European Union officials have reprimanded 26 of the EU’s 27 countries for failing to meet Brussels’ deadline to enact new protections for whistleblowers. The action further demonstrates the countries’ already weak commitment to shield corruption witnesses from retaliation.
Known as an “infringement” action, the European Commission announced on Feb. 9 it had sent formal notices to Portugal and Sweden for delaying the activation of their new whistleblower laws. The two countries met the EU’s deadline to pass the laws by Dec. 17. But the Commission cited them because their laws don’t take effect until this June 19 and July 17, respectively. If Portugal and Sweden do not fix the problem within two months, the Commission could escalate the situation by sending a formal request to comply.
In January the Commission sent formal notices to 24 other EU countries for missing the December deadline, which was set by an EU Directive passed more than two years earlier, in October 2019. Denmark and Lithuania passed new whistleblower laws before the deadline but they did not take effect in time. Cyprus, France and Latvia have since passed new laws.
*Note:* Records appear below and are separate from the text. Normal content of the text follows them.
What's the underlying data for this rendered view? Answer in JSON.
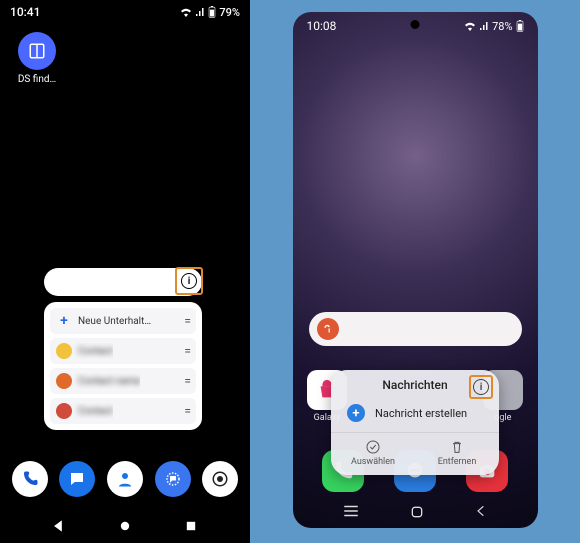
{
  "left": {
    "status": {
      "time": "10:41",
      "battery": "79%",
      "battery_icon": "battery-icon",
      "signal_icon": "signal-icon",
      "wifi_icon": "wifi-icon"
    },
    "home_app": {
      "label": "DS find…",
      "icon": "ds-find-icon"
    },
    "widget": {
      "info_icon": "info-icon",
      "new_row": {
        "label": "Neue Unterhalt…",
        "icon": "plus-icon"
      },
      "rows": [
        {
          "avatar_color": "#f2c23b",
          "label": "Contact"
        },
        {
          "avatar_color": "#e06a2c",
          "label": "Contact name"
        },
        {
          "avatar_color": "#d14b3a",
          "label": "Contact"
        }
      ]
    },
    "dock": [
      {
        "name": "phone-icon",
        "bg": "#ffffff",
        "fg": "#1558d6"
      },
      {
        "name": "messages-icon",
        "bg": "#1a73e8",
        "fg": "#ffffff"
      },
      {
        "name": "contacts-icon",
        "bg": "#ffffff",
        "fg": "#1a73e8"
      },
      {
        "name": "signal-app-icon",
        "bg": "#3a76f0",
        "fg": "#ffffff"
      },
      {
        "name": "camera-icon",
        "bg": "#ffffff",
        "fg": "#222222"
      }
    ],
    "nav": {
      "back": "◀",
      "home": "●",
      "recent": "■"
    }
  },
  "right": {
    "status": {
      "time": "10:08",
      "battery": "78%",
      "battery_icon": "battery-icon",
      "signal_icon": "signal-icon",
      "wifi_icon": "wifi-icon",
      "lock_icon": "lock-icon"
    },
    "search": {
      "engine_icon": "duckduckgo-icon",
      "placeholder": ""
    },
    "app_row": [
      {
        "name": "galaxy-store-icon",
        "label": "Galaxy",
        "bg": "#ffffff"
      },
      {
        "name": "app-icon",
        "label": "",
        "bg": "transparent"
      },
      {
        "name": "app-icon",
        "label": "",
        "bg": "transparent"
      },
      {
        "name": "google-folder-icon",
        "label": "ogle",
        "bg": "#cfd3d8"
      }
    ],
    "popup": {
      "title": "Nachrichten",
      "info_icon": "info-icon",
      "compose": {
        "label": "Nachricht erstellen",
        "icon": "plus-icon"
      },
      "actions": [
        {
          "label": "Auswählen",
          "icon": "check-circle-icon"
        },
        {
          "label": "Entfernen",
          "icon": "trash-icon"
        }
      ]
    },
    "dock": [
      {
        "name": "phone-icon",
        "bg": "#36d15e"
      },
      {
        "name": "messages-icon",
        "bg": "#2a7de1"
      },
      {
        "name": "camera-icon",
        "bg": "#e7323c"
      }
    ],
    "nav": {
      "recent": "recent-icon",
      "home": "home-icon",
      "back": "back-icon"
    }
  }
}
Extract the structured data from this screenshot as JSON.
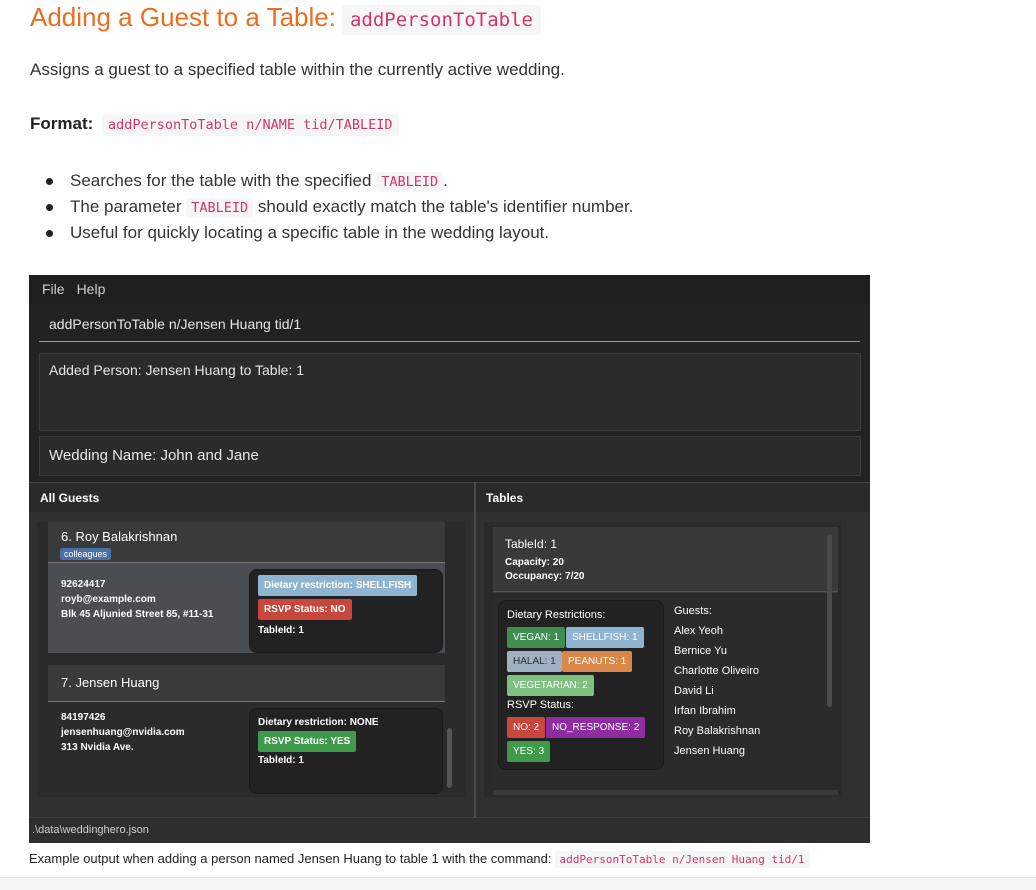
{
  "doc": {
    "heading_text": "Adding a Guest to a Table:",
    "heading_code": "addPersonToTable",
    "description": "Assigns a guest to a specified table within the currently active wedding.",
    "format_label": "Format:",
    "format_code": "addPersonToTable n/NAME tid/TABLEID",
    "bullets": [
      {
        "pre": "Searches for the table with the specified ",
        "code": "TABLEID",
        "post": "."
      },
      {
        "pre": "The parameter ",
        "code": "TABLEID",
        "post": " should exactly match the table's identifier number."
      },
      {
        "pre": "Useful for quickly locating a specific table in the wedding layout.",
        "code": "",
        "post": ""
      }
    ],
    "caption_text": "Example output when adding a person named Jensen Huang to table 1 with the command:",
    "caption_code": "addPersonToTable n/Jensen Huang tid/1"
  },
  "app": {
    "menu": [
      "File",
      "Help"
    ],
    "command_input": "addPersonToTable n/Jensen Huang tid/1",
    "result_text": "Added Person: Jensen Huang to Table: 1",
    "wedding_name": "Wedding Name: John and Jane",
    "guests_header": "All Guests",
    "tables_header": "Tables",
    "status_path": ".\\data\\weddinghero.json",
    "guests": [
      {
        "name": "6. Roy Balakrishnan",
        "tag": "colleagues",
        "phone": "92624417",
        "email": "royb@example.com",
        "address": "Blk 45 Aljunied Street 85, #11-31",
        "dietary": "Dietary restriction: SHELLFISH",
        "rsvp": "RSVP Status: NO",
        "table_id": "TableId: 1"
      },
      {
        "name": "7. Jensen Huang",
        "phone": "84197426",
        "email": "jensenhuang@nvidia.com",
        "address": "313 Nvidia Ave.",
        "dietary": "Dietary restriction: NONE",
        "rsvp": "RSVP Status: YES",
        "table_id": "TableId: 1"
      }
    ],
    "table": {
      "id": "TableId: 1",
      "capacity": "Capacity: 20",
      "occupancy": "Occupancy: 7/20",
      "dietary_label": "Dietary Restrictions:",
      "dietary_pills": [
        "VEGAN: 1",
        "SHELLFISH: 1",
        "HALAL: 1",
        "PEANUTS: 1",
        "VEGETARIAN: 2"
      ],
      "rsvp_label": "RSVP Status:",
      "rsvp_pills": [
        "NO: 2",
        "NO_RESPONSE: 2",
        "YES: 3"
      ],
      "guests_label": "Guests:",
      "guest_names": [
        "Alex Yeoh",
        "Bernice Yu",
        "Charlotte Oliveiro",
        "David Li",
        "Irfan Ibrahim",
        "Roy Balakrishnan",
        "Jensen Huang"
      ]
    },
    "colors": {
      "heading_orange": "#e76f1e",
      "code_pink": "#d6336c",
      "tag_blue": "#4a6fa5",
      "pill_shellfish": "#8fb4d1",
      "pill_no": "#c9463d",
      "pill_yes": "#3f9a4b",
      "pill_vegan": "#3e8e4e",
      "pill_halal": "#9fb0c3",
      "pill_peanuts": "#d9884a",
      "pill_vegetarian": "#7fbf7f",
      "pill_no_response": "#8e2da2"
    }
  }
}
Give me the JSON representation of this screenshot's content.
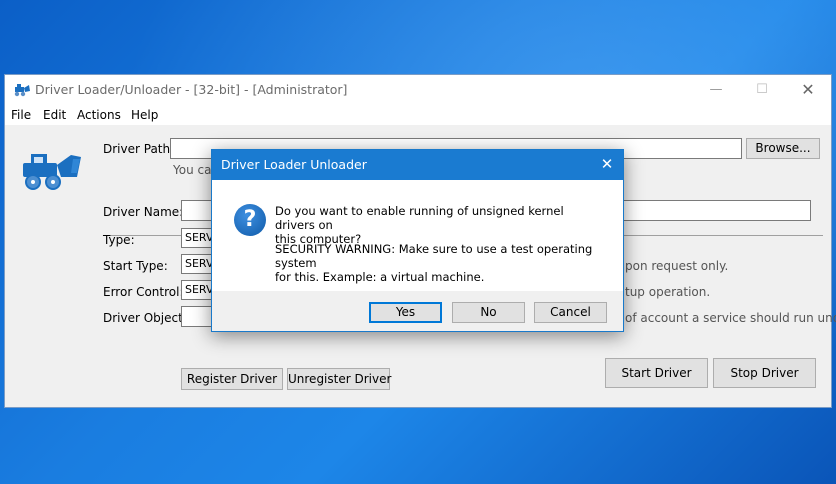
{
  "window": {
    "title": "Driver Loader/Unloader - [32-bit] - [Administrator]",
    "controls": {
      "minimize": "—",
      "maximize": "☐",
      "close": "✕"
    }
  },
  "menu": {
    "file": "File",
    "edit": "Edit",
    "actions": "Actions",
    "help": "Help"
  },
  "form": {
    "driver_path_label": "Driver Path:",
    "driver_path_value": "",
    "browse_label": "Browse...",
    "path_hint": "You can",
    "driver_name_label": "Driver Name:",
    "type_label": "Type:",
    "type_value": "SERVI",
    "start_type_label": "Start Type:",
    "start_type_value": "SERVI",
    "start_type_hint": "pon request only.",
    "error_control_label": "Error Control:",
    "error_control_value": "SERVI",
    "error_control_hint": "tup operation.",
    "driver_object_label": "Driver Object:",
    "driver_object_hint": "of account a service should run under.",
    "register_label": "Register Driver",
    "unregister_label": "Unregister Driver",
    "start_label": "Start Driver",
    "stop_label": "Stop Driver"
  },
  "dialog": {
    "title": "Driver Loader Unloader",
    "icon": "question-icon",
    "question_line1": "Do you want to enable running of unsigned kernel drivers on",
    "question_line2": "this computer?",
    "warning_line1": "SECURITY WARNING: Make sure to use a test operating system",
    "warning_line2": "for this. Example: a virtual machine.",
    "yes_label": "Yes",
    "no_label": "No",
    "cancel_label": "Cancel"
  },
  "colors": {
    "accent": "#1a7bd1",
    "desktop": "#1a7de0",
    "default_button_border": "#0078d7"
  }
}
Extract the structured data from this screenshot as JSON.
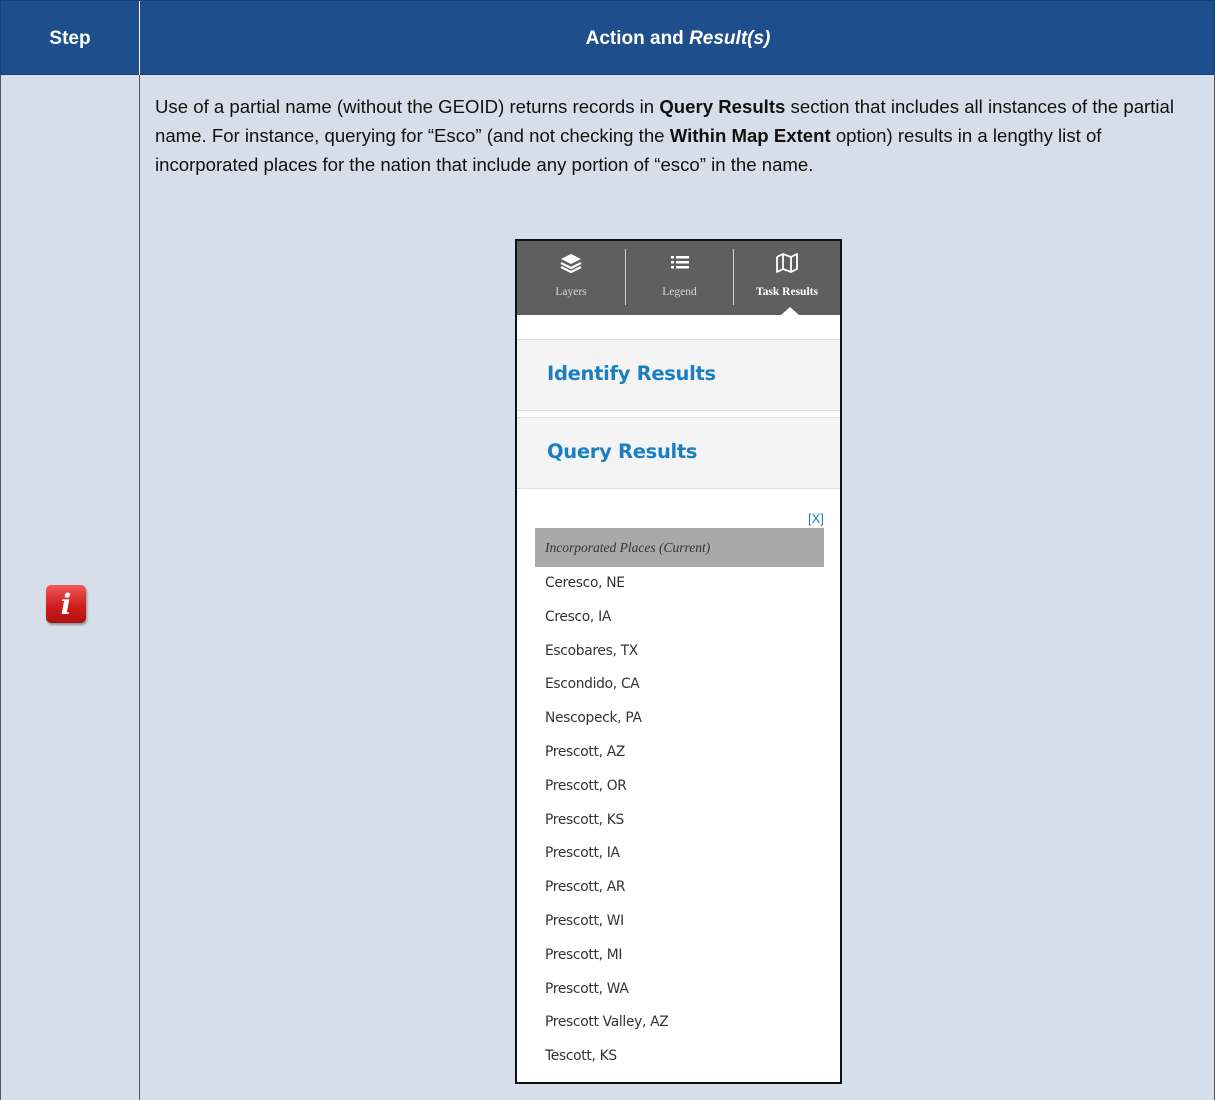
{
  "table": {
    "header": {
      "step_label": "Step",
      "action_label": "Action and ",
      "result_label": "Result(s)"
    },
    "row": {
      "step_icon": "info-icon",
      "step_icon_glyph": "i",
      "paragraph": {
        "p1": "Use of a partial name (without the GEOID) returns records in ",
        "b1": "Query Results",
        "p2": " section that includes all instances of the partial name. For instance, querying for “Esco” (and not checking the ",
        "b2": "Within Map Extent",
        "p3": " option) results in a lengthy list of incorporated places for the nation that include any portion of “esco” in the name."
      }
    }
  },
  "screenshot": {
    "tabs": [
      {
        "label": "Layers",
        "icon": "layers-icon",
        "glyph": "☰"
      },
      {
        "label": "Legend",
        "icon": "legend-icon",
        "glyph": "≡"
      },
      {
        "label": "Task Results",
        "icon": "map-icon",
        "glyph": "▦",
        "active": true
      }
    ],
    "identify_results_title": "Identify Results",
    "query_results_title": "Query Results",
    "close_label": "[X]",
    "group_header": "Incorporated Places (Current)",
    "results": [
      "Ceresco, NE",
      "Cresco, IA",
      "Escobares, TX",
      "Escondido, CA",
      "Nescopeck, PA",
      "Prescott, AZ",
      "Prescott, OR",
      "Prescott, KS",
      "Prescott, IA",
      "Prescott, AR",
      "Prescott, WI",
      "Prescott, MI",
      "Prescott, WA",
      "Prescott Valley, AZ",
      "Tescott, KS"
    ]
  },
  "colors": {
    "header_bg": "#1f4e8c",
    "row_bg": "#d6dfe9",
    "link_blue": "#1a7fc1",
    "tabbar_bg": "#5f5f5f",
    "icon_red": "#d01e1e"
  }
}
Only Malta, which ironically has one of Europe’s poorest-performing whistleblower protection systems, is in full compliance with the Directive. Its law was passed on Nov. 16 and took effect on Dec. 17.
“The general lack of implementation by almost every EU member country will have repercussions for many years,” cautioned Theo Nyreröd, an anti-corruption and whistleblower expert affiliated with Brunel Law School in London. “This is troubling because experience shows that each country’s processes are quite unique, and ongoing learning is necessary for these laws to fulfill their potential.”
The EU initiates hundreds of infringement actions against member countries every year for failing to comply with new rules. A formal notice is the first step in a five-step process that can result in a country being fined and legally forced to comply. On Feb. 9, for example, the Commission took Sweden to the EU Court of Justice for failing to comply with EU gun control rules.
The Commission’s infringement action is the latest sign that the EU’s vaunted whistleblower protection Directive is not panning out as hoped. None of the seven new whistleblower laws passed so far include any specific mechanisms to protect employees from retaliation, or to compensate them for lost wages and other damages, WNN reported earlier this month. The laws do not say how an employee can apply for and obtain whistleblower status. Nor do the laws provide guidance for courts, where many if not most retaliation cases will be heard and decided.
In the first known court case adjudicated under one of these new laws, the Danish Supreme Court last month ruled against a city employee who exposed the improper withholding of retirement and disability benefits. Judges said the manner in which the employee reported the problem was not “necessary,” a highly subjective criterion in Denmark’s new law that WNN reported last September could pose problems for witnesses.
“It is especially worrying that some laws contain unspecified retaliation remedies,” added Nyreröd. “As most forms of retaliation are of a personal nature that are difficult for courts to remedy – such as ostracism, bullying and loss of relationships – it is unlikely that unspecified remedies would be a cause of celebration among employees considering blowing the whistle.”